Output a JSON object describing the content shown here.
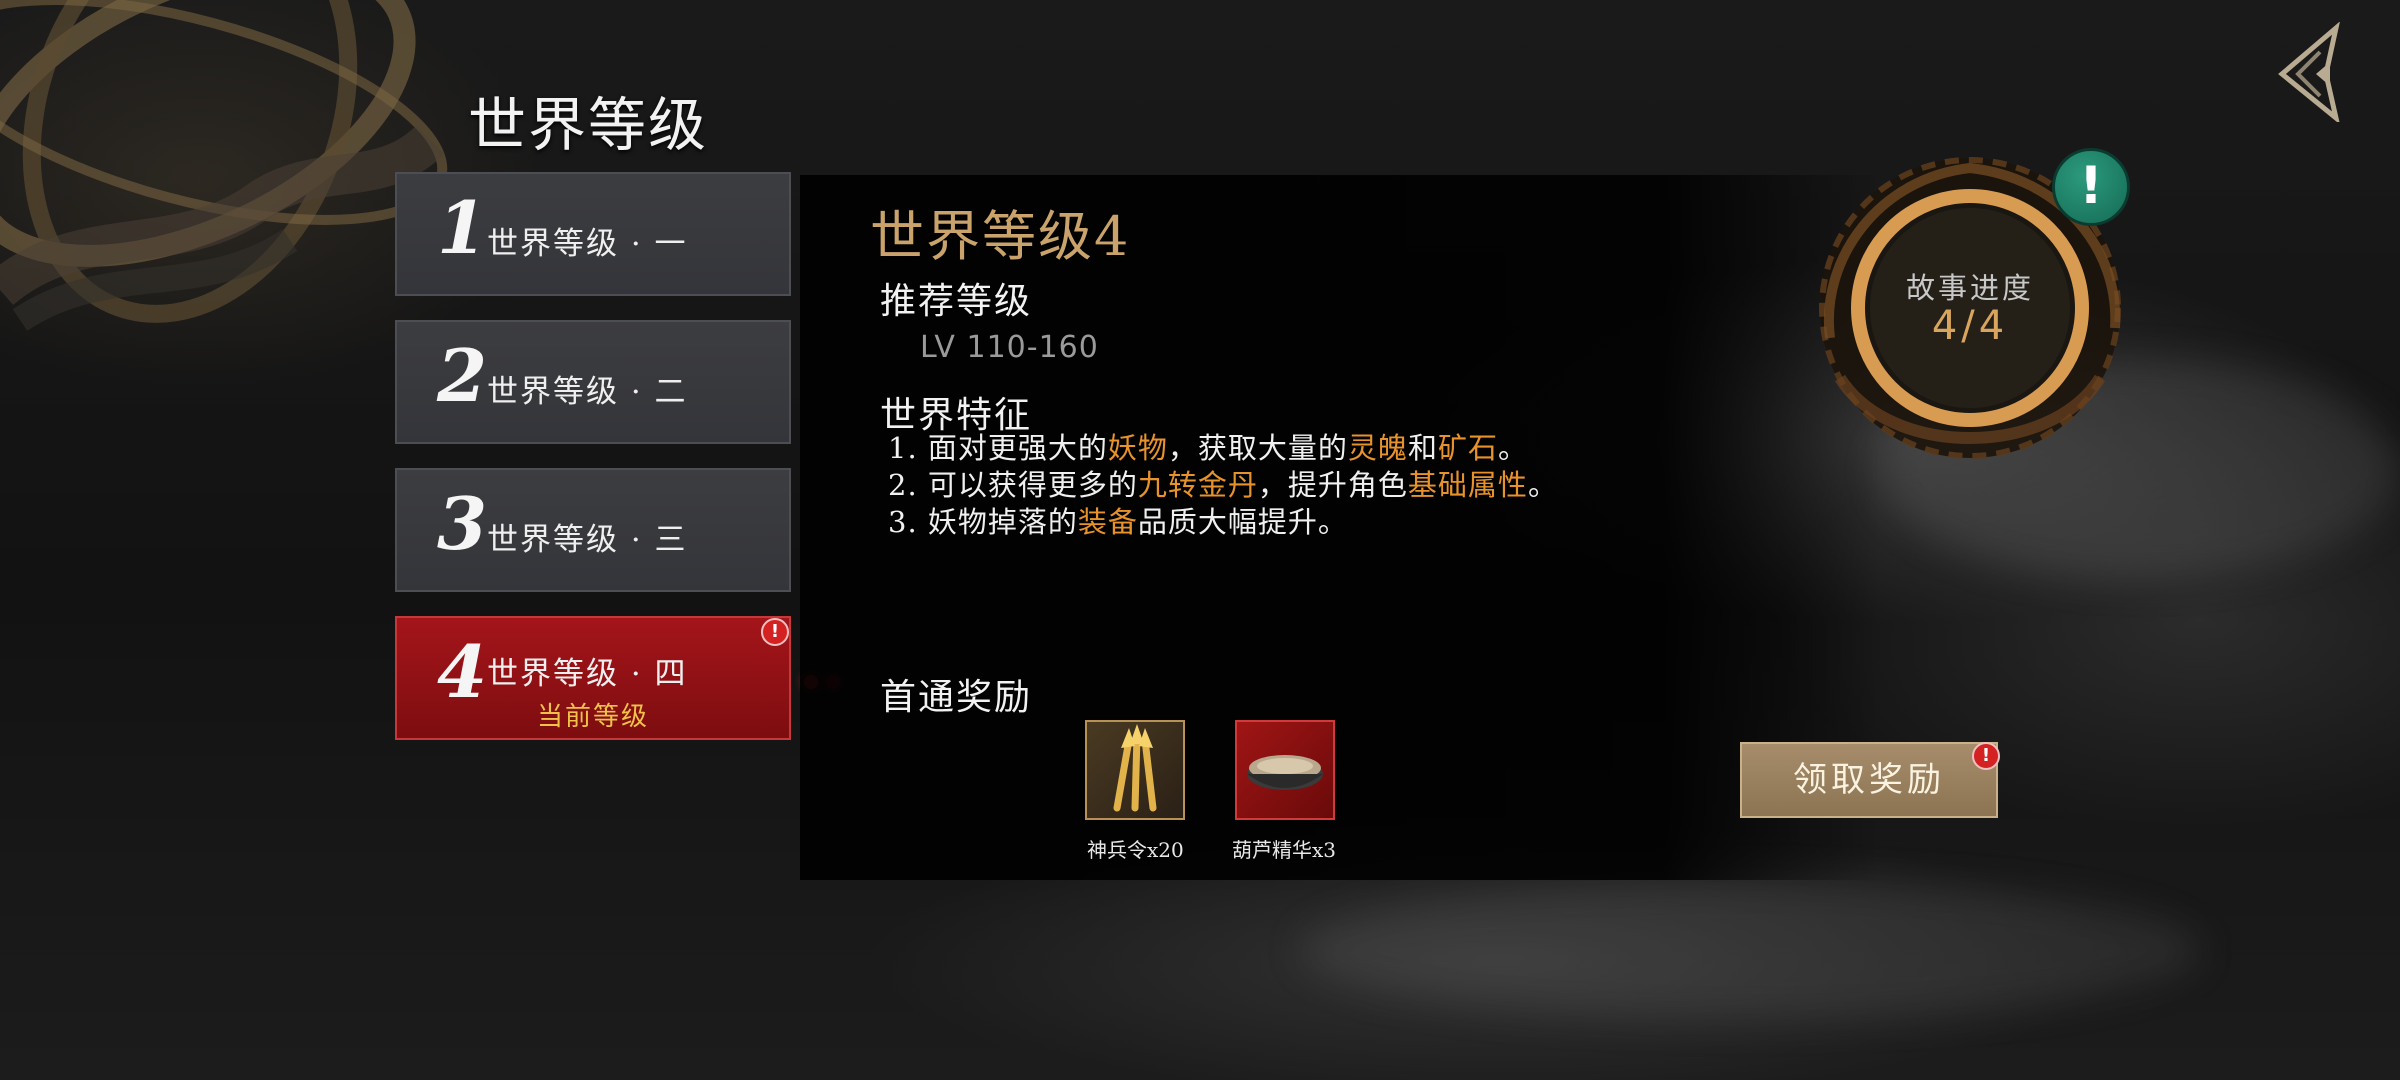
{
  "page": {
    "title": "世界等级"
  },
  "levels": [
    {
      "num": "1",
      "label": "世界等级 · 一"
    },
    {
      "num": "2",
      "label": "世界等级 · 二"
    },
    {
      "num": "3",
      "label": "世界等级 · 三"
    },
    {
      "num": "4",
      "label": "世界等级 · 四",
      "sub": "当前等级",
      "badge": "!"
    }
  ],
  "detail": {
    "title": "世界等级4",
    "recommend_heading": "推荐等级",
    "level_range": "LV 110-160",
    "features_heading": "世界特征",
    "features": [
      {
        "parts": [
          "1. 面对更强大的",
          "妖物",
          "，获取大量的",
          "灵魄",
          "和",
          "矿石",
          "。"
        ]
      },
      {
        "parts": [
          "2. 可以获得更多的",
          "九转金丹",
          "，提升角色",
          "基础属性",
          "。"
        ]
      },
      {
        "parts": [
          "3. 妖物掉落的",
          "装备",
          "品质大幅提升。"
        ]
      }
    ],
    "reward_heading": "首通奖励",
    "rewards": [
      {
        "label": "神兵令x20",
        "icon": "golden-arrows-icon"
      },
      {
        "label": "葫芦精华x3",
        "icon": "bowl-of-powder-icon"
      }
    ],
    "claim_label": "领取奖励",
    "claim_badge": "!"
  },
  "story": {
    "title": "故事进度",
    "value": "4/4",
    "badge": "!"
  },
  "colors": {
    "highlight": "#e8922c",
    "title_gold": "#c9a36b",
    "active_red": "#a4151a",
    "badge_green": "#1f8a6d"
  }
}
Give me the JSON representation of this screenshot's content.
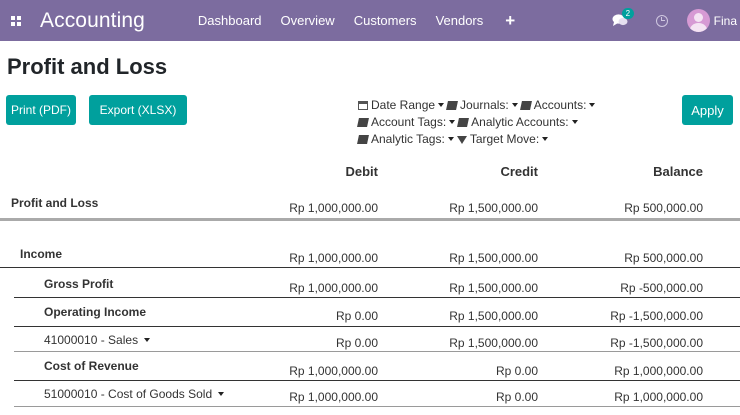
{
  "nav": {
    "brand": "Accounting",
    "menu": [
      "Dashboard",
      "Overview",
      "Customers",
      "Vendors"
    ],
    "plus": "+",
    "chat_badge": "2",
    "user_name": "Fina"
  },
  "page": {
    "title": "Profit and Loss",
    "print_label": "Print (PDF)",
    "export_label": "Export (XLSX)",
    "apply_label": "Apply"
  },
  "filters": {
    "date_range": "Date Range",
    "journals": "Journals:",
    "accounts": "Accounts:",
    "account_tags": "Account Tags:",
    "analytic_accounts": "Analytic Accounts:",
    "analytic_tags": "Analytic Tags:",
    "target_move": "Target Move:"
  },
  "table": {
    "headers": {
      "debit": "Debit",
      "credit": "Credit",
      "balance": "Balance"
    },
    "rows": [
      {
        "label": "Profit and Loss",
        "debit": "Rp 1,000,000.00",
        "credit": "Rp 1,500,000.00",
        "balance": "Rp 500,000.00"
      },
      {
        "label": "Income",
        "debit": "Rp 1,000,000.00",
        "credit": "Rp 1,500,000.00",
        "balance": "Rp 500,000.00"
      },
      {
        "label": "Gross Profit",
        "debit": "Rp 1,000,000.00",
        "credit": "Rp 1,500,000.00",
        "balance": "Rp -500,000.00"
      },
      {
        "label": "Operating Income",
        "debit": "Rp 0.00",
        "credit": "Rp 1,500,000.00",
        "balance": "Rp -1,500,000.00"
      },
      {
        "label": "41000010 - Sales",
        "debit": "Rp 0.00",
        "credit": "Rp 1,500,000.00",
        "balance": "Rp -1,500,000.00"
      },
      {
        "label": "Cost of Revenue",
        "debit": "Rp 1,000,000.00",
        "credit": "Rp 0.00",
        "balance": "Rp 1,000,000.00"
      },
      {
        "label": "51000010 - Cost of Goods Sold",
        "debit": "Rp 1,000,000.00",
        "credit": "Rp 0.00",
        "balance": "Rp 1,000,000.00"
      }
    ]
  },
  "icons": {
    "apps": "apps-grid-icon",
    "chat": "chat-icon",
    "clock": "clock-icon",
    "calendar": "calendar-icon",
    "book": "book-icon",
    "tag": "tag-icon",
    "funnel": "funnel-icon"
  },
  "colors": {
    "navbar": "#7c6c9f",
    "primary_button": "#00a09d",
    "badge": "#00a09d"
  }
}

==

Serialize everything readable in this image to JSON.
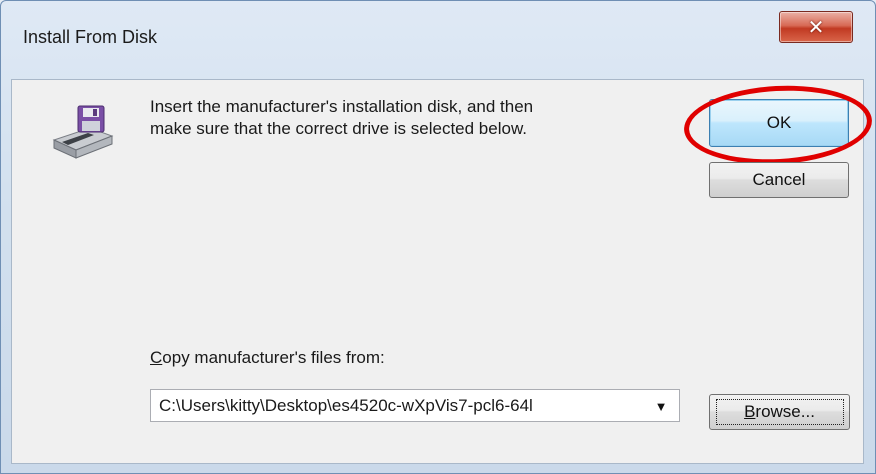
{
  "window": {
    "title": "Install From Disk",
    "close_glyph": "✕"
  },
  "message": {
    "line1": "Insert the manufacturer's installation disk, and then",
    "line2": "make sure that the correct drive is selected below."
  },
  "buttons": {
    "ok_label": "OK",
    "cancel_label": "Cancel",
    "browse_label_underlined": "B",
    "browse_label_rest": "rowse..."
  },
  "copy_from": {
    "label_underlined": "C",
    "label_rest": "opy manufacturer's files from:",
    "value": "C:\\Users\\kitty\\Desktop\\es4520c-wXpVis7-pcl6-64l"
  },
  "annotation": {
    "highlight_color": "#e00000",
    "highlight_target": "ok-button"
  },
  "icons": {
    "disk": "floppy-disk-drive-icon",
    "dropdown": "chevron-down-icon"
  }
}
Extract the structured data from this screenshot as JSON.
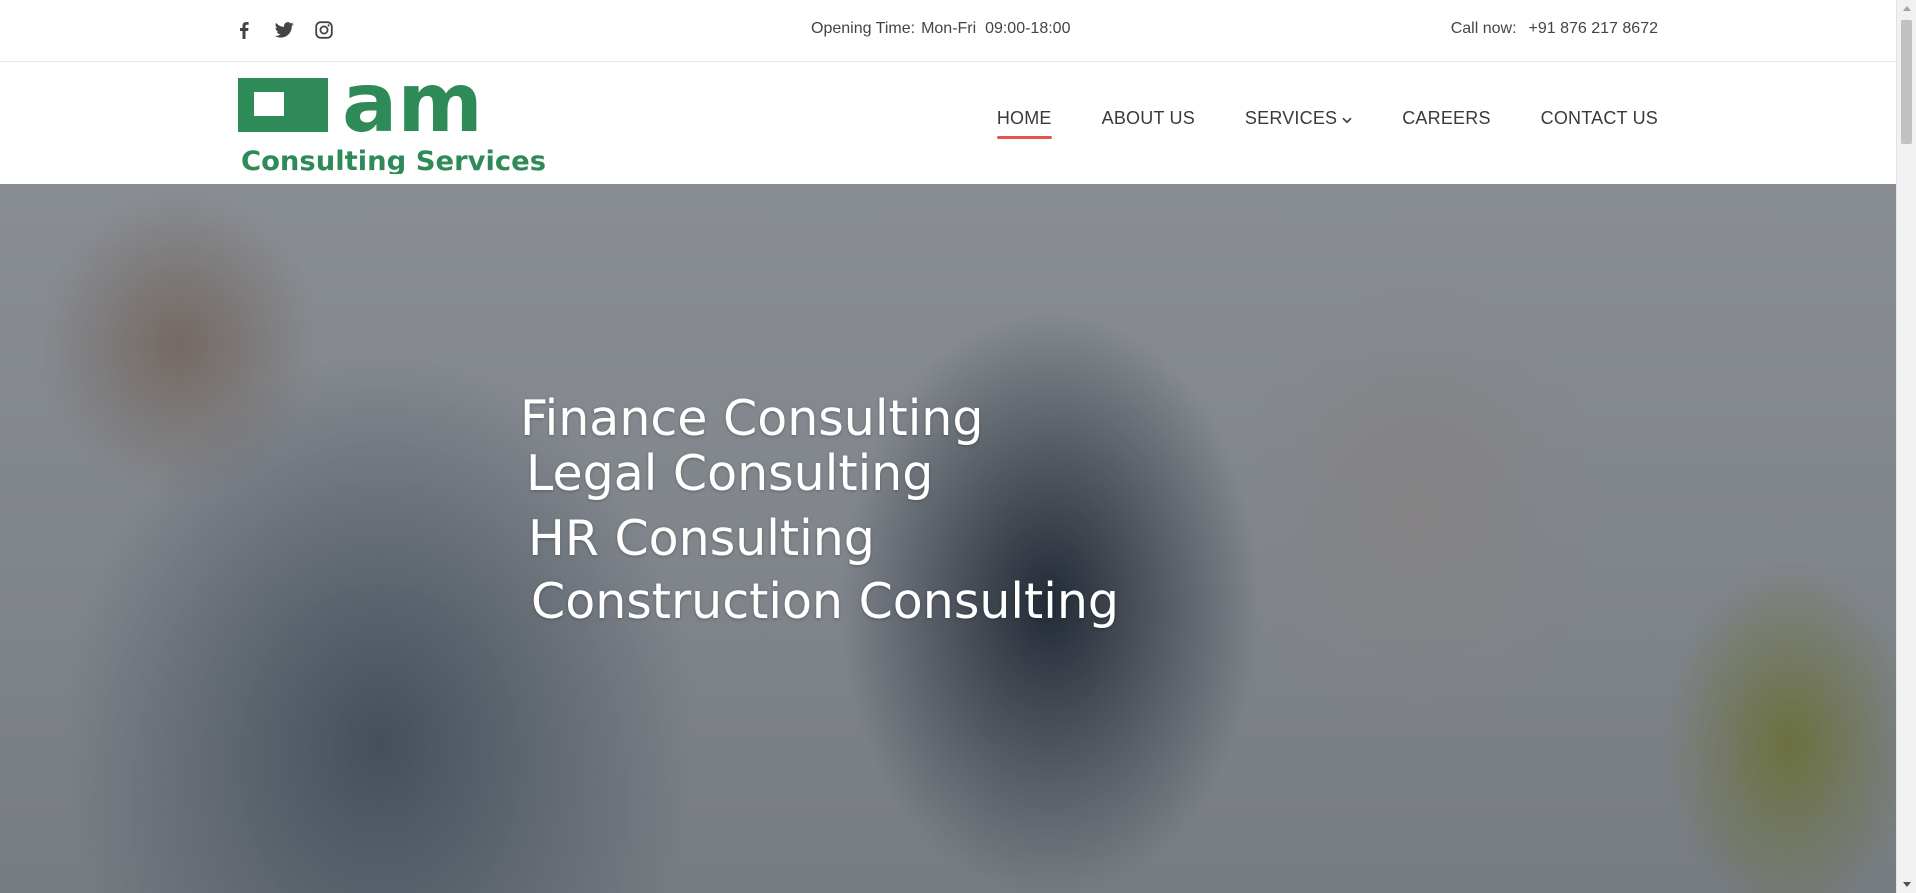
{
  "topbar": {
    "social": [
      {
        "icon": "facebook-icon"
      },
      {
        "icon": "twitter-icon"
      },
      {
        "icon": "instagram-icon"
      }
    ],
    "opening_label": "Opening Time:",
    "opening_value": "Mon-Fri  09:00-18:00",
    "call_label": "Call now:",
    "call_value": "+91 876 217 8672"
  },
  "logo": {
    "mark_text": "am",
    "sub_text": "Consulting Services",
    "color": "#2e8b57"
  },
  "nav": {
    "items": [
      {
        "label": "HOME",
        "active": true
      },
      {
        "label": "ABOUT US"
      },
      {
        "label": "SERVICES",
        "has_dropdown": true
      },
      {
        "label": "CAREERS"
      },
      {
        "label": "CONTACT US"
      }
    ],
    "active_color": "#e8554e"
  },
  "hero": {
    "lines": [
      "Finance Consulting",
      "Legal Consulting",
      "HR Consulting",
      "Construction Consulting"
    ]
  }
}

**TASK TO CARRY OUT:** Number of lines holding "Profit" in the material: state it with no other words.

**REPLY TO THE EXERCISE:** 3